By Michael Flaherty and Howard Schneider
WASHINGTON (Reuters) - Federal Reserve officials believed it would be premature to hike interest rates in June even though most felt the U.S. economy was set to rebound from a dismal start to the year, according to minutes from their April policy meeting released on Wednesday.
The central bank debated whether a slew of disappointing data, including weak consumer spending, signaled a temporary slump or evidence of a longer-lasting slowdown, with most participants agreeing economic growth would climb to a healthier pace and the labor market would strengthen.
The U.S. economy grew an anemic 0.1 percent in the first quarter, according to the most recent government data.
The minutes from the April 28-29 policy-setting committee meeting also highlighted the quandary the Fed faces in trying to avoid the market volatility tied to a rate hike while sticking to its meeting-by-meeting guidance on when that move will come.

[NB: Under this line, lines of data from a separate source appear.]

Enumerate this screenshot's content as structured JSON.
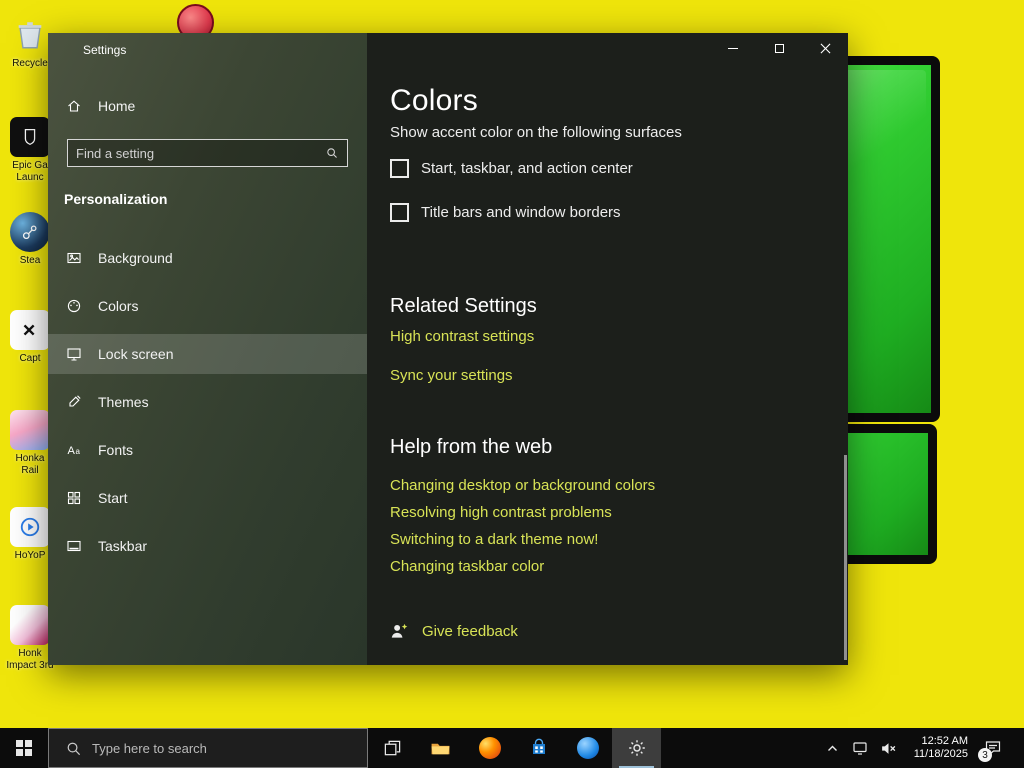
{
  "colors": {
    "accent": "#d8e356",
    "desktop_yellow": "#efe50b",
    "tetris_green": "#35d435",
    "sidebar_green": "#3c4634",
    "content_bg": "#1c1f1b"
  },
  "icons": {
    "window_controls": [
      "minimize-icon",
      "maximize-icon",
      "close-icon"
    ],
    "sidebar": [
      "home-icon",
      "search-icon",
      "background-icon",
      "colors-icon",
      "lock-screen-icon",
      "themes-icon",
      "fonts-icon",
      "start-grid-icon",
      "taskbar-icon"
    ],
    "content": [
      "feedback-icon"
    ],
    "taskbar": [
      "windows-start-icon",
      "search-icon",
      "task-view-icon",
      "file-explorer-icon",
      "firefox-icon",
      "store-icon",
      "blue-app-icon",
      "settings-gear-icon",
      "chevron-up-icon",
      "monitor-icon",
      "volume-muted-icon",
      "action-center-icon"
    ]
  },
  "desktop": {
    "icons": [
      {
        "name": "recycle-bin",
        "line1": "Recycle",
        "line2": ""
      },
      {
        "name": "epic-games-launcher",
        "line1": "Epic Ga",
        "line2": "Launc"
      },
      {
        "name": "steam",
        "line1": "Stea",
        "line2": ""
      },
      {
        "name": "capcut",
        "line1": "Capt",
        "line2": ""
      },
      {
        "name": "honkai-star-rail",
        "line1": "Honka",
        "line2": "Rail"
      },
      {
        "name": "hoyoplay",
        "line1": "HoYoP",
        "line2": ""
      },
      {
        "name": "honkai-impact-3rd",
        "line1": "Honk",
        "line2": "Impact 3rd"
      }
    ]
  },
  "window": {
    "title": "Settings"
  },
  "sidebar": {
    "home_label": "Home",
    "search_placeholder": "Find a setting",
    "section_heading": "Personalization",
    "selected_item": "Lock screen",
    "items": [
      {
        "label": "Background"
      },
      {
        "label": "Colors"
      },
      {
        "label": "Lock screen"
      },
      {
        "label": "Themes"
      },
      {
        "label": "Fonts"
      },
      {
        "label": "Start"
      },
      {
        "label": "Taskbar"
      }
    ]
  },
  "content": {
    "page_title": "Colors",
    "accent_surfaces_label": "Show accent color on the following surfaces",
    "checkboxes": [
      {
        "label": "Start, taskbar, and action center",
        "checked": false
      },
      {
        "label": "Title bars and window borders",
        "checked": false
      }
    ],
    "related_heading": "Related Settings",
    "related_links": [
      "High contrast settings",
      "Sync your settings"
    ],
    "help_heading": "Help from the web",
    "help_links": [
      "Changing desktop or background colors",
      "Resolving high contrast problems",
      "Switching to a dark theme now!",
      "Changing taskbar color"
    ],
    "feedback_label": "Give feedback"
  },
  "taskbar": {
    "search_placeholder": "Type here to search",
    "clock_time": "12:52 AM",
    "clock_date": "11/18/2025",
    "notification_badge": "3"
  }
}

With an increased amount of uncertainty and signs of softness across the economy, the minutes showed Fed officials pushing the prospect of a rate hike later into the year.
"Many participants, however, thought it unlikely that the data available in June would provide sufficient confirmation that the conditions for raising (interest rates) had been satisfied ...," the minutes said.
U.S. Treasury prices were largely unchanged after the release of the minutes, while short-term interest rate futures and TIPS inflation break-even rates held firm, as did stocks.
Fed officials flagged a number of concerns including disappointment that falling oil prices did not spur consumer spending as much as had been hoped. They also cited economic worries in China and Greece. Continued...